[Task brief]: Scan the entries below and return each line that contains "icon".

[Extracted records]:
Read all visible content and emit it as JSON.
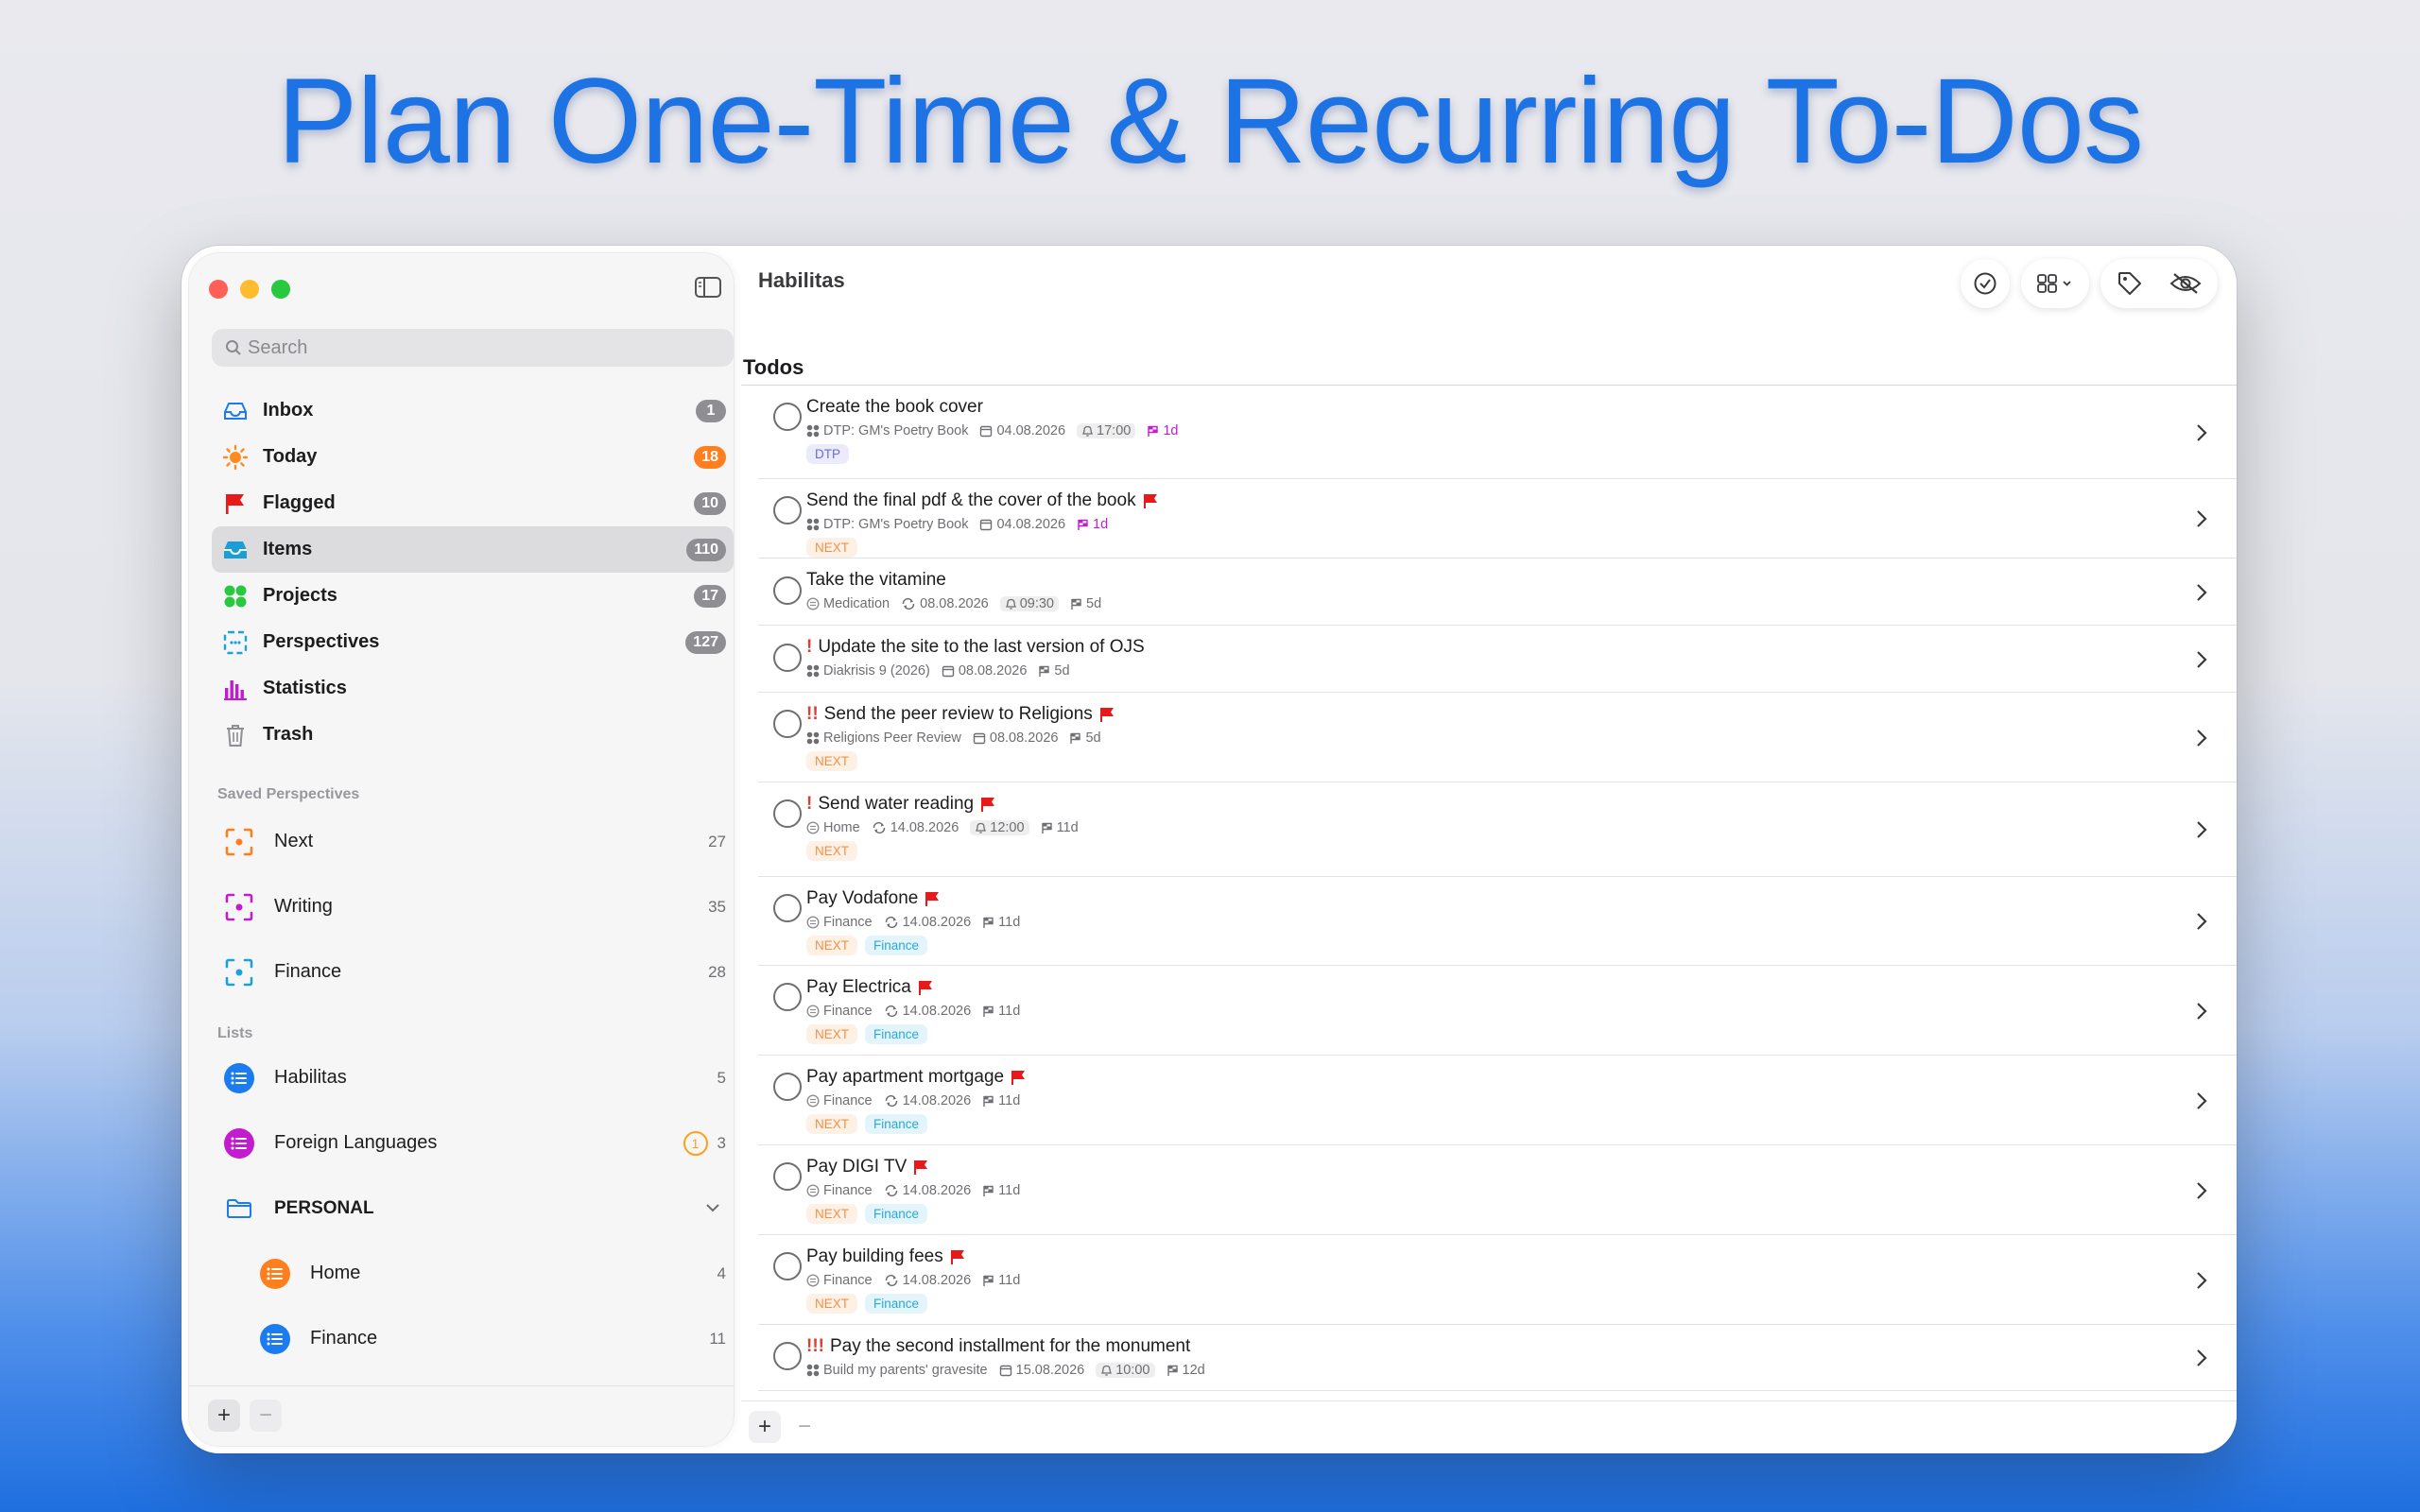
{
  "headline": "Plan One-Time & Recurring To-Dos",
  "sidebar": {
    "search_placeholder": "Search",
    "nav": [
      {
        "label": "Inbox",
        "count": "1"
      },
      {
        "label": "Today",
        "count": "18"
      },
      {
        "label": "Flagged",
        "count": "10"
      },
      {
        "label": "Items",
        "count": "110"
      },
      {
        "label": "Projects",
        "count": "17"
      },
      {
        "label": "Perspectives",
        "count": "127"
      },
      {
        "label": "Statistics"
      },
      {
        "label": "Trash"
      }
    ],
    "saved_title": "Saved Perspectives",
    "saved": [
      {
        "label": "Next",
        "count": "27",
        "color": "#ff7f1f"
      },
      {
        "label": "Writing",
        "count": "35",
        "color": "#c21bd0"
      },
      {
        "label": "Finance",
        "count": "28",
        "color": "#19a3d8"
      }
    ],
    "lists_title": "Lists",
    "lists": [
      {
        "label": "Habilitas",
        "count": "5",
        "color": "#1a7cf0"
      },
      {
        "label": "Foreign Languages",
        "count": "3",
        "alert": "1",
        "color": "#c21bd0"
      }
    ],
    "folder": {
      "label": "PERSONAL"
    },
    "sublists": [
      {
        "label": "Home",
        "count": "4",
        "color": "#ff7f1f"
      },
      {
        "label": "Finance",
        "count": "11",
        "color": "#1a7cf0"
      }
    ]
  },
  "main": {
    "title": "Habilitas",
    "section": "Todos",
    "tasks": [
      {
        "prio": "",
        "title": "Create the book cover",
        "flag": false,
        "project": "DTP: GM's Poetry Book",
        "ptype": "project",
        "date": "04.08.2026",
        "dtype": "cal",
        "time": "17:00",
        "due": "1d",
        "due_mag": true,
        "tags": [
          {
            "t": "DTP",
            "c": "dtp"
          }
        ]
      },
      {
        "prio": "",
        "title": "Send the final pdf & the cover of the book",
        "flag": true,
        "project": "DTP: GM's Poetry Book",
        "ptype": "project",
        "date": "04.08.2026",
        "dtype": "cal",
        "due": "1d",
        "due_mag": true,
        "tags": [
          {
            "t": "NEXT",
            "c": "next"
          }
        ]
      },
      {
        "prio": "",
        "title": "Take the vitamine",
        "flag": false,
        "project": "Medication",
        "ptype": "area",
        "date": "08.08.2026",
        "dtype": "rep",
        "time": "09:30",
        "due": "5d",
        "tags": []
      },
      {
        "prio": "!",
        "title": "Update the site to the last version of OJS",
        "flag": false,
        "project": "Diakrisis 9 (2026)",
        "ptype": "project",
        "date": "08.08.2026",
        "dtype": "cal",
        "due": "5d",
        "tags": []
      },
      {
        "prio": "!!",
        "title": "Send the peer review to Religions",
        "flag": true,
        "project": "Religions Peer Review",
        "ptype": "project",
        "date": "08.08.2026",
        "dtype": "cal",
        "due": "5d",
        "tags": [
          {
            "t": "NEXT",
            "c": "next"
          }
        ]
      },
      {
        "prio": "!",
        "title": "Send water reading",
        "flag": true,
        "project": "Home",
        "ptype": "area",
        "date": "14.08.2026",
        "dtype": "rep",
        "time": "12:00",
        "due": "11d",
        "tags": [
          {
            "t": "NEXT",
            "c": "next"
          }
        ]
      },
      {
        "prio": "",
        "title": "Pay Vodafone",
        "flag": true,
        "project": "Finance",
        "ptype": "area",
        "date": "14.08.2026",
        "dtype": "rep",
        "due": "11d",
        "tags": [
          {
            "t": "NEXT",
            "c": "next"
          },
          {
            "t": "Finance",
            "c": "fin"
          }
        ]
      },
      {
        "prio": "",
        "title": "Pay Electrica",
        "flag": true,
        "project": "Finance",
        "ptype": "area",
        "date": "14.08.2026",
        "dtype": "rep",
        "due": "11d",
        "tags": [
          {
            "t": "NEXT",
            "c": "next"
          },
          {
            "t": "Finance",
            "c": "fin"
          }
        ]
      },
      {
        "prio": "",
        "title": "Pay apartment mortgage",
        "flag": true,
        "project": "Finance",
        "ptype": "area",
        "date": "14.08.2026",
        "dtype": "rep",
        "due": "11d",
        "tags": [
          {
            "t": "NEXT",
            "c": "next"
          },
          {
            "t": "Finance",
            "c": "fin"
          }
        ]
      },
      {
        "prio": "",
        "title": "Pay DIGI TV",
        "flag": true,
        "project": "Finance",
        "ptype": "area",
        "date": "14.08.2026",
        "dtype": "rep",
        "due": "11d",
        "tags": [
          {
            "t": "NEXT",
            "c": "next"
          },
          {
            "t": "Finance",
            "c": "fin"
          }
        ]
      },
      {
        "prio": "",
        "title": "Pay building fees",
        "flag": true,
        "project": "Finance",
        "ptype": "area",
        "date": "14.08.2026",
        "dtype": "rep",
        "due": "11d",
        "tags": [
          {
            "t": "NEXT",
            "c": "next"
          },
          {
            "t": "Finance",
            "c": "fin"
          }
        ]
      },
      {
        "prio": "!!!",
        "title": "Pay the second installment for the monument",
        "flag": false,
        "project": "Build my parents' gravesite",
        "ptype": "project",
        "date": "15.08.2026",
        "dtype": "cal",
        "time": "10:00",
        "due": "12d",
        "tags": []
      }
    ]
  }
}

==

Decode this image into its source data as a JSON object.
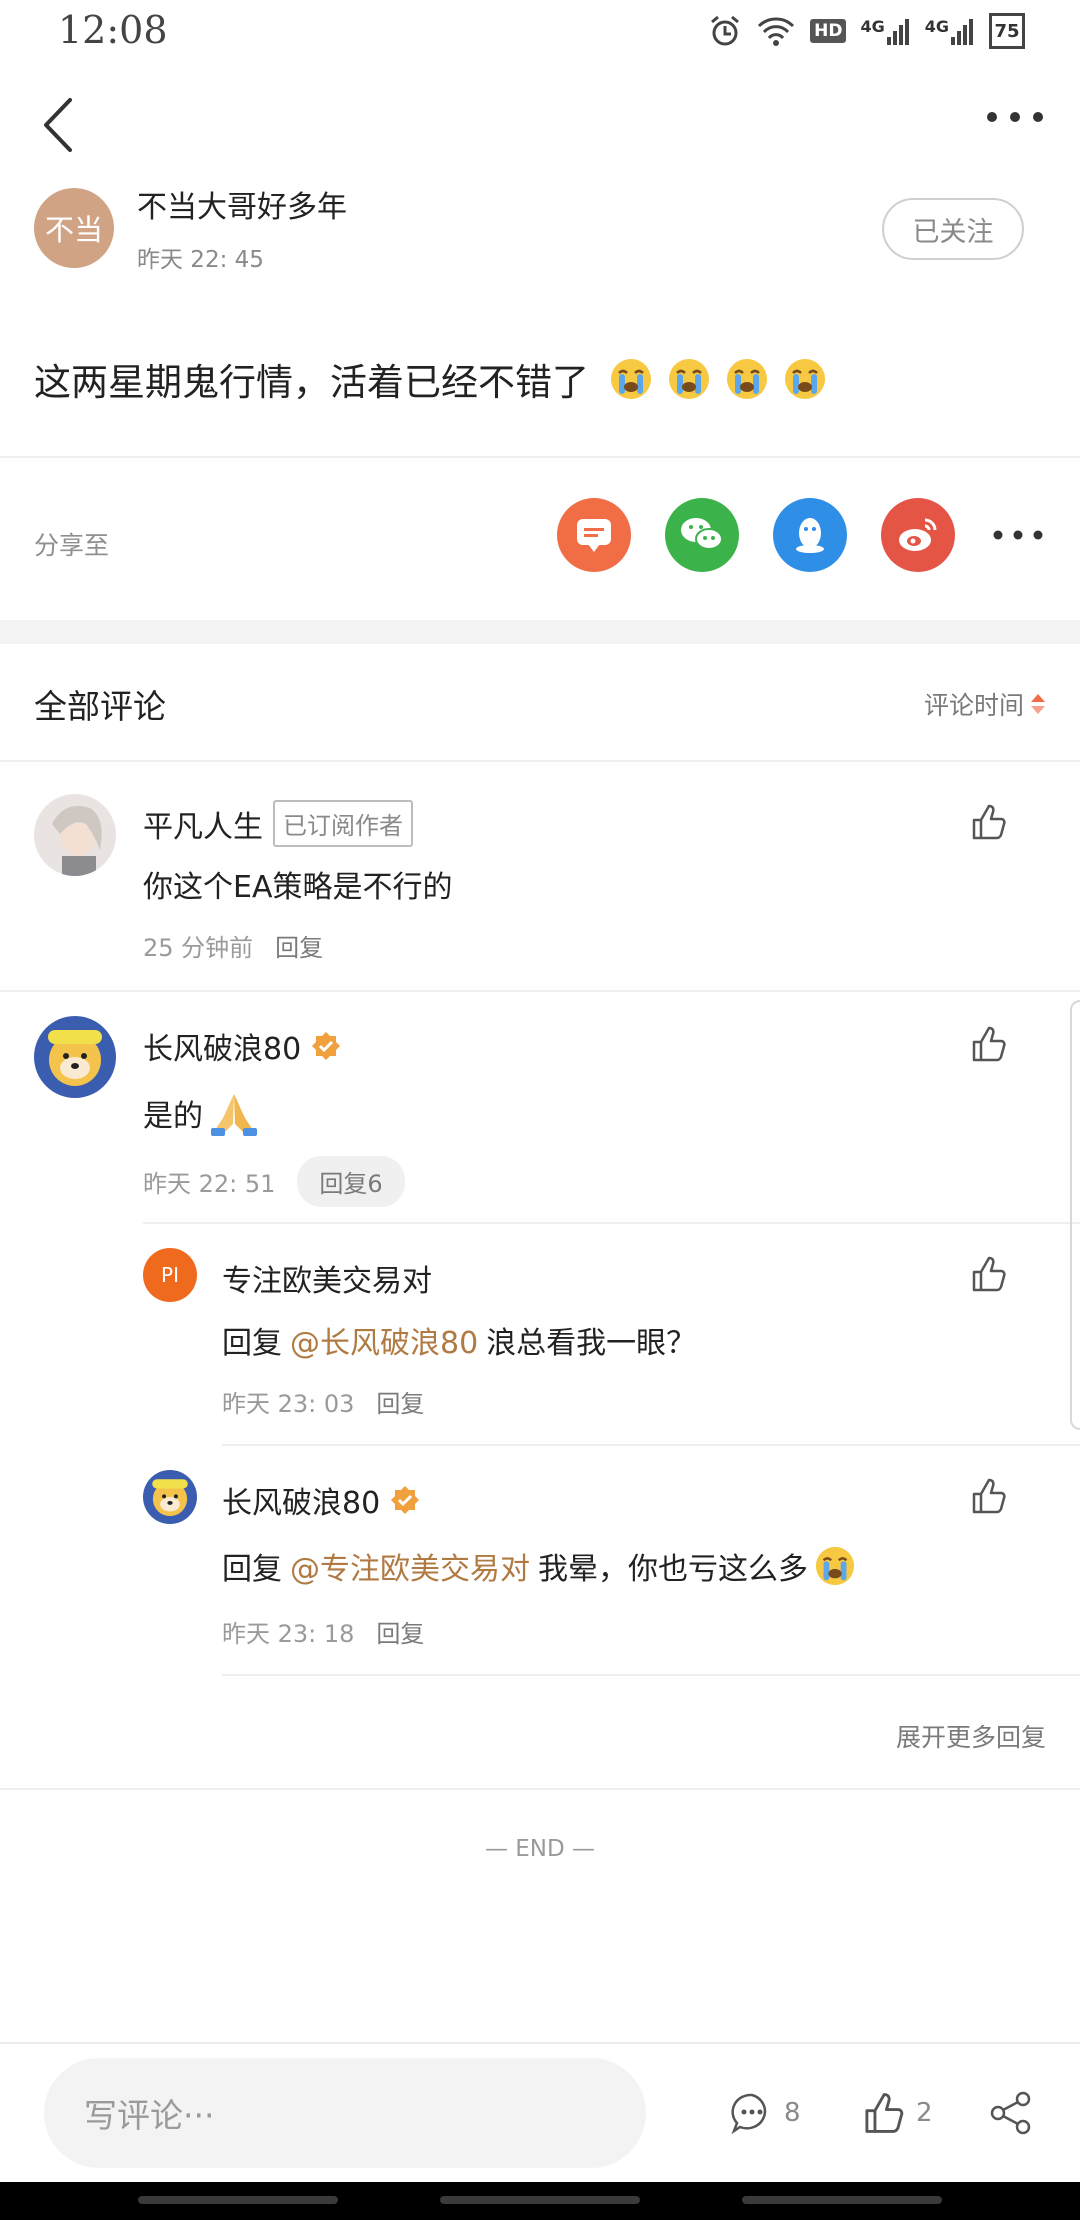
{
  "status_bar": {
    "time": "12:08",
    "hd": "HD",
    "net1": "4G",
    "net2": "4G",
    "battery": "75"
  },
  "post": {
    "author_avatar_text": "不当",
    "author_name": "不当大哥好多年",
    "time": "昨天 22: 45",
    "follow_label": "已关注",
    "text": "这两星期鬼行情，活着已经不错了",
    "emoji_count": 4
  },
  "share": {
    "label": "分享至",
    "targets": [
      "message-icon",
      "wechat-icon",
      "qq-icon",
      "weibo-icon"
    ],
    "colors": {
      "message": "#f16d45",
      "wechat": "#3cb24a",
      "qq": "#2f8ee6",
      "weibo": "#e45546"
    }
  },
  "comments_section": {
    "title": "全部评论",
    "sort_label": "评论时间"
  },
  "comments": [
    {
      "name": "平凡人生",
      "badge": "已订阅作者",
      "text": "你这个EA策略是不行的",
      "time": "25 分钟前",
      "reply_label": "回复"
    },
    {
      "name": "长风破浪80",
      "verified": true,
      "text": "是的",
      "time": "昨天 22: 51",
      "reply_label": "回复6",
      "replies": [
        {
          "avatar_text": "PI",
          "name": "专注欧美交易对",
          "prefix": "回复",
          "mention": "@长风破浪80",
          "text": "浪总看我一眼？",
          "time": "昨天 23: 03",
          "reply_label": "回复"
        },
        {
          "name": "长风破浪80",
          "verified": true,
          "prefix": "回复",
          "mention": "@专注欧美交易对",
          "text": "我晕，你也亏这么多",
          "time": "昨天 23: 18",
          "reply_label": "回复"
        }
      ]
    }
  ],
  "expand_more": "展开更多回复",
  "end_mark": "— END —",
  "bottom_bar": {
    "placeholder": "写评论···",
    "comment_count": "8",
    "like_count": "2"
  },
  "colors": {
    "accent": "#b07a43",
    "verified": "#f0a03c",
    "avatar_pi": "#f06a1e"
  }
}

[Exercise answer]:
      "message-icon",
      "wechat-icon",
      "qq-icon",
      "weibo-icon"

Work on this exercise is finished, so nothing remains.